A torus with major radius R and minor radius r may be defined parametrically as

where the two parameters t and u both vary between 0 and 2π.

As u varies from 0 to 2π the point on the surface moves about a short circle passing through the hole in the torus. As t varies from 0 to 2π the point on the surface moves about a long circle around the hole in the torus.

Example with vectors

The parametric equation of the line through the point and parallel to the vector is[9]

Underdetermined linear systems

A system of m linear equations in n unknowns is underdetermined if it has more than one solution. This occurs when the matrix of the system and its augmented matrix have the same rank r and r < n. In this case, one can select nr unknowns as parameters and represent all solutions as a parametric equation where all unknowns are expressed as linear combinations of the selected ones. That is, if the unknowns are one can reorder them for expressing the solutions as[10]

Such a parametric equation is called a parametric form of the solution of the system.[10]

The standard method for computing a parametric form of the solution it to use Gaussian elimination for computing a reduced row echelon form of the augmented matrix. Then the unknowns that can be used as parameters are the ones that correspond to columns not containing any leading entry (that is the left most non zero entry in a row or the matrix), and the parametric form can be straightforwardly deduced.[10]

See also


  1. ^ a b c Weisstein, Eric W. "Parametric Equations". MathWorld.
  2. ^ Kreyszig, Erwin (1972). Advanced Engineering Mathematics (3rd ed.). New York: Wiley. pp. 291, 342. ISBN 0-471-50728-8.
  3. ^ Burden, Richard L.; Faires, J. Douglas (1993). Numerical Analysis (5th ed.). Boston: Brookes/Cole. p. 149. ISBN 0-534-93219-3.
  4. ^ Thomas, George B.; Finney, Ross L. (1979). Calculus and Analytic Geometry (fifth ed.). Addison-Wesley. p. 91.
  5. ^ Nykamp, Duane. "Plane parametrization example". Retrieved 2017-04-14.
  6. ^ Spitzbart, Abraham (1975). Calculus with Analytic Geometry. Gleview, IL: Scott, Foresman and Company. ISBN 0-673-07907-4. Retrieved August 30, 2015.
  7. ^ Stewart, James (2003). Calculus (5th ed.). Belmont, CA: Thomson Learning, Inc. pp. 687–689. ISBN 0-534-39339-X.
  8. ^ Shah, Jami J.; Martti Mantyla (1995). Parametric and feature-based CAD/CAM: concepts, techniques, and applications. New York, NY: John Wiley & Sons, Inc. pp. 29–31. ISBN 0-471-00214-3.
  9. ^ Calculus: Single and Multivariable.
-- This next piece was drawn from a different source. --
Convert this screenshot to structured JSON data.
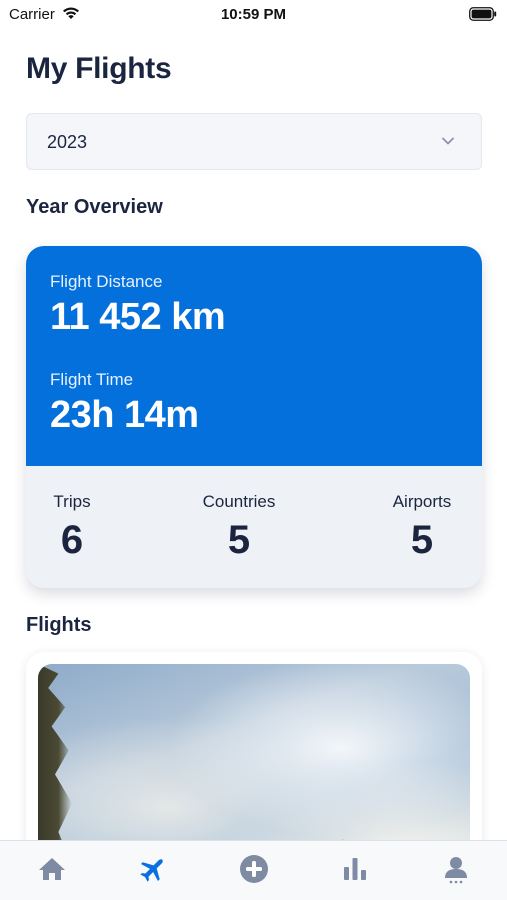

John Wiley. 2012-10-29. p. 919. ISBN 9780470888612. OCLC 828768012.
  10. ^ a b c Anton, Howard; Rorres, Chris (2014) [1973]. "1.2 Gaussian Elimination". Elementary Linear Algebra (11th ed.). Wiley. pp. 11–24.